Hugh McKay has a very grumpy rant in the SMH today about the excessiveness of children’s birthday parties. He starts with a description of a two year old’s party, which is more extreme than any two year old’s party I’ve ever been to (I must move in the wrong circles), and then goes on to complain that the parents stayed at the party, blaming helicopter parenting for the fact that parents didn’t just drop their kids off. The first clue that this is mostly a rant about modern parents, and how they aren’t just letting their children be children. While it’s possible that in the older, simpler days which we should all go back to, parents dropped two year olds off at a party to be there by themselves for two hours, it seems a little unlikely to me.
“For some parents, weekends have become an endless round of children’s parties. It’s sometimes more than one a weekend and the parties themselves are steadily becoming slicker, more sophisticated, more elaborate and more competitive; more like quasi-adolescent affairs.”
“As usual, it’s tempting to blame the marketing industry for “doing this to our children” and there are some big moral questions for that industry to ask itself. But who fuels the AC trend by paying for the products and supporting the activities that drive it? Yes, children put pressure on their parents to buy all the accoutrements of premature adulthood, but parents ultimately control what young children buy, how many parties they attend, what media they consume and how they spend their time.”
There are several aspects of children’s birthday party culture that do bug me. Party bags (or favours, as our US influenced culture is starting to call them) seem ridiculous to me. When I was going to parties, you got a slice of birthday cake to take home with you, not a collection of sugary sticky sweets that are bound to make a mess of the car going home (and which we immediately tend to confiscate, if we can get away with it). Bigger parties are much more common which leads to two problems – far more frequent parties, and too many presents for the birthday child.
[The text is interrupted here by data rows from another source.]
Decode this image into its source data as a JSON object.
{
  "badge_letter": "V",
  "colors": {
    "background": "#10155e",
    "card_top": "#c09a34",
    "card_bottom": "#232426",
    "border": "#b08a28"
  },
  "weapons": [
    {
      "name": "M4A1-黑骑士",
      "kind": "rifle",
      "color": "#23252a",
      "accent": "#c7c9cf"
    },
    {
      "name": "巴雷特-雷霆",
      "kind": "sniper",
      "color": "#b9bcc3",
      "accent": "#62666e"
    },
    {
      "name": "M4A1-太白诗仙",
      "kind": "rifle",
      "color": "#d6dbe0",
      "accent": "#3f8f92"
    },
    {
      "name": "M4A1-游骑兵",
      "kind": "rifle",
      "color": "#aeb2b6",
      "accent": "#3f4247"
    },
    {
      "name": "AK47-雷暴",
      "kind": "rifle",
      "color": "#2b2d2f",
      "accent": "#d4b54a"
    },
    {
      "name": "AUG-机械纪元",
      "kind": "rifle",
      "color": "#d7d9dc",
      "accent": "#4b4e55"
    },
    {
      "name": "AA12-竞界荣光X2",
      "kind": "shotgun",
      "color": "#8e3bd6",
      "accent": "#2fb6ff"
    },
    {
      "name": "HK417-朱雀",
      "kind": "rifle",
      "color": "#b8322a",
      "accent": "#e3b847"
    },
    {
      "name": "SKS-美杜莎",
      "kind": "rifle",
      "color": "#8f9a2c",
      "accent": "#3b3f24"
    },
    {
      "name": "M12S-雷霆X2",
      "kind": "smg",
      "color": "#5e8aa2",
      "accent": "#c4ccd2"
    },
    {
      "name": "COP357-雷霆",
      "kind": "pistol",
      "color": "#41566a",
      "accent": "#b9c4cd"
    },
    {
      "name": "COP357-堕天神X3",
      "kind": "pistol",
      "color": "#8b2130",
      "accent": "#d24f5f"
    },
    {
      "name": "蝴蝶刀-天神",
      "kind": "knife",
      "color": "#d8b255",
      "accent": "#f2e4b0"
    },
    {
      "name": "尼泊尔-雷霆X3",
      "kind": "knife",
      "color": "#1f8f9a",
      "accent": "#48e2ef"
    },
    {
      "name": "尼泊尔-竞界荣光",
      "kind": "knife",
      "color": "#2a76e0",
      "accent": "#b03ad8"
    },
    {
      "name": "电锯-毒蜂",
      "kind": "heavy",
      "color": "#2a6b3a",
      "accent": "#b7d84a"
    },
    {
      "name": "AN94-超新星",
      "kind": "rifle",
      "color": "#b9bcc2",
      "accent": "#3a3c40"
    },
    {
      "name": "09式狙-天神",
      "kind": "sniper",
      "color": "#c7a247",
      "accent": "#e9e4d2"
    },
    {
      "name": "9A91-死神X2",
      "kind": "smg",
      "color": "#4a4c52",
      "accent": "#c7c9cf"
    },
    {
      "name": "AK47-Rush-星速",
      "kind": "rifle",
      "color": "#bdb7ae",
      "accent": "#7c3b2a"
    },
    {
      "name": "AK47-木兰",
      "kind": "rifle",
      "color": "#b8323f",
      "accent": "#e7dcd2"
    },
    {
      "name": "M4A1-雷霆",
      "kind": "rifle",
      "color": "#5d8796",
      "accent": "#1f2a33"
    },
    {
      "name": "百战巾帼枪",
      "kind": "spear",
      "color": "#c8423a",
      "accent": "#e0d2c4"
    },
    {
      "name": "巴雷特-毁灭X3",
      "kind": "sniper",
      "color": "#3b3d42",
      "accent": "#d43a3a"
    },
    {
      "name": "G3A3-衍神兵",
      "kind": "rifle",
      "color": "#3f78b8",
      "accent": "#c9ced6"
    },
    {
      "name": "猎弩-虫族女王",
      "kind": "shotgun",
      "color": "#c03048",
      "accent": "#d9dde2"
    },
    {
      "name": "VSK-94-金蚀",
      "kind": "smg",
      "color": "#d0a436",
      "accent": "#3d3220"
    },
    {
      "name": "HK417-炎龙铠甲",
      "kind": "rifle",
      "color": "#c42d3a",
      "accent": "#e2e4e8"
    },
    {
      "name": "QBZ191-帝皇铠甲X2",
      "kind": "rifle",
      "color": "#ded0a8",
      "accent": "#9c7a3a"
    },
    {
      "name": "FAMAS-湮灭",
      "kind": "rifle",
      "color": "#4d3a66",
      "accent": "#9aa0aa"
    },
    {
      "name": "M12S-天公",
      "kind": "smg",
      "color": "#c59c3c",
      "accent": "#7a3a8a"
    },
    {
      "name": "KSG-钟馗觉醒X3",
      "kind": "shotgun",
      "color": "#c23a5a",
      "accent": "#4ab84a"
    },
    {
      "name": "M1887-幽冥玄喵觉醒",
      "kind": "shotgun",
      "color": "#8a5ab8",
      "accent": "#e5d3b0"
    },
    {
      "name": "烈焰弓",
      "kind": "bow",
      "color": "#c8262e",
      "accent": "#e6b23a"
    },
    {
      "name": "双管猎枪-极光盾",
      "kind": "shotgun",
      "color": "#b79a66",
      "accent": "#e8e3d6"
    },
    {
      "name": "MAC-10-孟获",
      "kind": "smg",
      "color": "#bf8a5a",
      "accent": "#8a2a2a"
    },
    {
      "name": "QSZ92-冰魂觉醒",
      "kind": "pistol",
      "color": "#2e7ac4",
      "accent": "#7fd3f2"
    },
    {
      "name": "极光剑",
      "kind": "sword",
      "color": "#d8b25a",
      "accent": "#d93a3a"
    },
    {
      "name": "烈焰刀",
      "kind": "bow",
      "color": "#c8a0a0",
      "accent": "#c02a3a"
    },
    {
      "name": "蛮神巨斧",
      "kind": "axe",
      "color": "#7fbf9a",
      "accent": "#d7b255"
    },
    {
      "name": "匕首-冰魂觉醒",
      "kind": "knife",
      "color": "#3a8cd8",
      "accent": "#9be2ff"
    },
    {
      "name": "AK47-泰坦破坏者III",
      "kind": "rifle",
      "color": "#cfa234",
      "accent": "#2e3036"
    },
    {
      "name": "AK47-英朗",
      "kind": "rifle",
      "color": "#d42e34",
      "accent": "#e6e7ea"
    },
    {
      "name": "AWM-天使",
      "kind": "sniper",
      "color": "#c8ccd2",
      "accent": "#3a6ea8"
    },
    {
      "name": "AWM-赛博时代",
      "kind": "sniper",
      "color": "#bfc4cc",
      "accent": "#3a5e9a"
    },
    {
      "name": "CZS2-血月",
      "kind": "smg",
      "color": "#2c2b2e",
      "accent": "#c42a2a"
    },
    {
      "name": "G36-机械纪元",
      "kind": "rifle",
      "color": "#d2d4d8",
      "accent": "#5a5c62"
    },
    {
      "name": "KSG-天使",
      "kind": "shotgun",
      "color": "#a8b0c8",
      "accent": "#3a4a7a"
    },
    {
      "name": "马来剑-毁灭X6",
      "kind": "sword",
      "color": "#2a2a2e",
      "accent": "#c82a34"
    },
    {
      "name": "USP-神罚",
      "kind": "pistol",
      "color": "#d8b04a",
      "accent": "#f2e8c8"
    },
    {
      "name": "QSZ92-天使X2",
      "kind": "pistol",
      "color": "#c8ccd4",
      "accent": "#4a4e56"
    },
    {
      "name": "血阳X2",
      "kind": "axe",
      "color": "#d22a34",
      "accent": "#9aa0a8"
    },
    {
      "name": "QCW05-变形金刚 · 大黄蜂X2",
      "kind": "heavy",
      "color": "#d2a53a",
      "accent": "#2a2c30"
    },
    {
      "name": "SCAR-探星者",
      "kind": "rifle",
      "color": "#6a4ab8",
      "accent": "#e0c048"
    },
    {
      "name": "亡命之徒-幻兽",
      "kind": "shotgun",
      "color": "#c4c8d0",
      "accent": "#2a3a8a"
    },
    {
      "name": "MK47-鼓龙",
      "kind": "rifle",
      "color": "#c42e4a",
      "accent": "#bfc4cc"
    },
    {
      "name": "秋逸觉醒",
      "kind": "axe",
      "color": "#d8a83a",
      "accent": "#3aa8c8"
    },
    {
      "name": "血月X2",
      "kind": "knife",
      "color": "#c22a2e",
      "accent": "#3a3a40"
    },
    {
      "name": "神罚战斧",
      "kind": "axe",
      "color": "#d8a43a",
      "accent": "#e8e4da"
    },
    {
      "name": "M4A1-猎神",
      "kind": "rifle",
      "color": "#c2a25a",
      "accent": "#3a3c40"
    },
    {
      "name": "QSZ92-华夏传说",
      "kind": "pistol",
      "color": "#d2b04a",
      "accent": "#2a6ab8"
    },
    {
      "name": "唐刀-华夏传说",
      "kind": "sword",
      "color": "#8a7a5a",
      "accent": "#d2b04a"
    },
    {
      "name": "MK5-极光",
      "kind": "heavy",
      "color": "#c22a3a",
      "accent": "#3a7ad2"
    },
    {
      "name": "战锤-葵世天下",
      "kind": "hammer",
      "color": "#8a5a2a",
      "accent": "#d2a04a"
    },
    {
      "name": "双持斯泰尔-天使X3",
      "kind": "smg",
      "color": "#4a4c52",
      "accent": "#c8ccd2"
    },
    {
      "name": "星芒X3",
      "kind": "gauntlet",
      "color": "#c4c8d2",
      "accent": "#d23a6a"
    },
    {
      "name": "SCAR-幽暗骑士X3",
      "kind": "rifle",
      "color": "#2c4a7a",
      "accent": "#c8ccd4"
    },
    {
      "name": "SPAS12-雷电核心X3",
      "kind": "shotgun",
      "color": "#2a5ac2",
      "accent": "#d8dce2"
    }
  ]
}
But parties are fun, too. You get to see all your friends out of a school environment, you get to play some silly games, and you learn some social skills like being nice to your guests, and behaving like a host should.
The society my children are growing up in is way richer than the society I grew up in. So parties do happen more often, and more guests are invited. But that is not just a child centred phenomenon. It’s pretty common these days to have a big bash if you have a round number birthday (25, 30, 40, 50…). And most kids these days will have a huge party for both their 18th and 21st parties. That didn’t happen 30 or 40 years ago either.
So if there is a problem with children’s parties, it is a symptom of a wider problem of overconsumption that we as a society have, not another chance to beat parents up for turning their children into adults prematurely.